For the entries below, report the number of lines where the string "JSON" appears, and only that number.

## [Provided data]
*** Begin section ***
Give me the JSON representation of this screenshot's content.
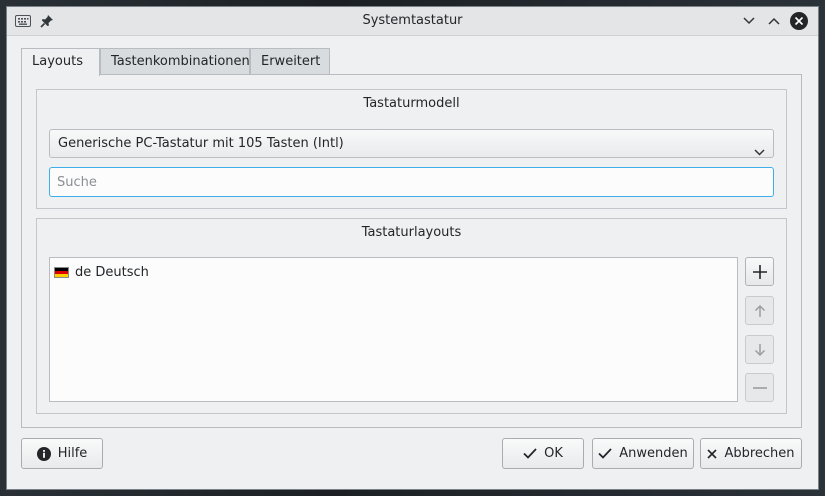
{
  "window": {
    "title": "Systemtastatur"
  },
  "tabs": [
    {
      "label": "Layouts",
      "active": true
    },
    {
      "label": "Tastenkombinationen",
      "active": false
    },
    {
      "label": "Erweitert",
      "active": false
    }
  ],
  "keyboard_model": {
    "group_title": "Tastaturmodell",
    "selected": "Generische PC-Tastatur mit 105 Tasten (Intl)",
    "search_placeholder": "Suche",
    "search_value": ""
  },
  "layouts": {
    "group_title": "Tastaturlayouts",
    "items": [
      {
        "code": "de",
        "name": "Deutsch",
        "flag": "german-flag-icon"
      }
    ],
    "flag_colors": [
      "#000000",
      "#dd0000",
      "#ffce00"
    ]
  },
  "buttons": {
    "help": "Hilfe",
    "ok": "OK",
    "apply": "Anwenden",
    "cancel": "Abbrechen"
  },
  "colors": {
    "focus": "#3daee9",
    "close_button": "#232629"
  }
}
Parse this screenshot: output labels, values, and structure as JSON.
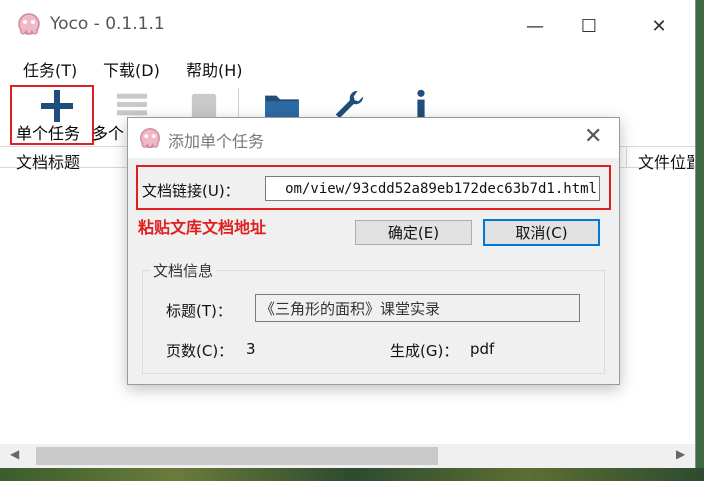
{
  "window": {
    "title": "Yoco - 0.1.1.1",
    "controls": {
      "minimize": "—",
      "maximize": "☐",
      "close": "✕"
    }
  },
  "menu": [
    "任务(T)",
    "下载(D)",
    "帮助(H)"
  ],
  "toolbar": {
    "items": [
      {
        "label": "单个任务",
        "icon": "plus-icon"
      },
      {
        "label": "多个",
        "icon": "list-icon"
      },
      {
        "label": "",
        "icon": "stop-icon"
      },
      {
        "label": "",
        "icon": "folder-icon"
      },
      {
        "label": "",
        "icon": "wrench-icon"
      },
      {
        "label": "",
        "icon": "info-icon"
      }
    ]
  },
  "columns": {
    "left": "文档标题",
    "right": "文件位置"
  },
  "dialog": {
    "title": "添加单个任务",
    "url_label": "文档链接(U)：",
    "url_value": "om/view/93cdd52a89eb172dec63b7d1.html",
    "hint": "粘贴文库文档地址",
    "ok_button": "确定(E)",
    "cancel_button": "取消(C)",
    "info_group": "文档信息",
    "title_label": "标题(T)：",
    "title_value": "《三角形的面积》课堂实录",
    "pages_label": "页数(C)：",
    "pages_value": "3",
    "format_label": "生成(G)：",
    "format_value": "pdf"
  },
  "colors": {
    "highlight": "#e02020",
    "accent": "#0078d7",
    "icon_blue": "#1f4e7a"
  }
}
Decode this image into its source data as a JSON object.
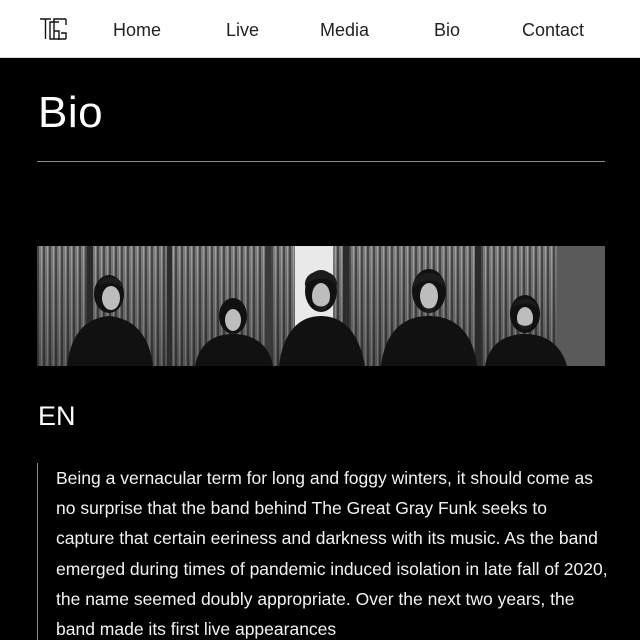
{
  "nav": {
    "logo_text": "TGG",
    "items": [
      "Home",
      "Live",
      "Media",
      "Bio",
      "Contact"
    ]
  },
  "page": {
    "title": "Bio",
    "language_heading": "EN"
  },
  "bio": {
    "text": "Being a vernacular term for long and foggy winters, it should come as no surprise that the band behind The Great Gray Funk seeks to capture that certain eeriness and darkness with its music. As the band emerged during times of pandemic induced isolation in late fall of 2020, the name seemed doubly appropriate. Over the next two years, the band made its first live appearances"
  },
  "photo": {
    "description_icon": "band-photo",
    "members": 5
  },
  "colors": {
    "background": "#000000",
    "nav_background": "#ffffff",
    "text": "#ffffff",
    "rule": "#8a8a8a"
  }
}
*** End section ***
## [Worked solution]
3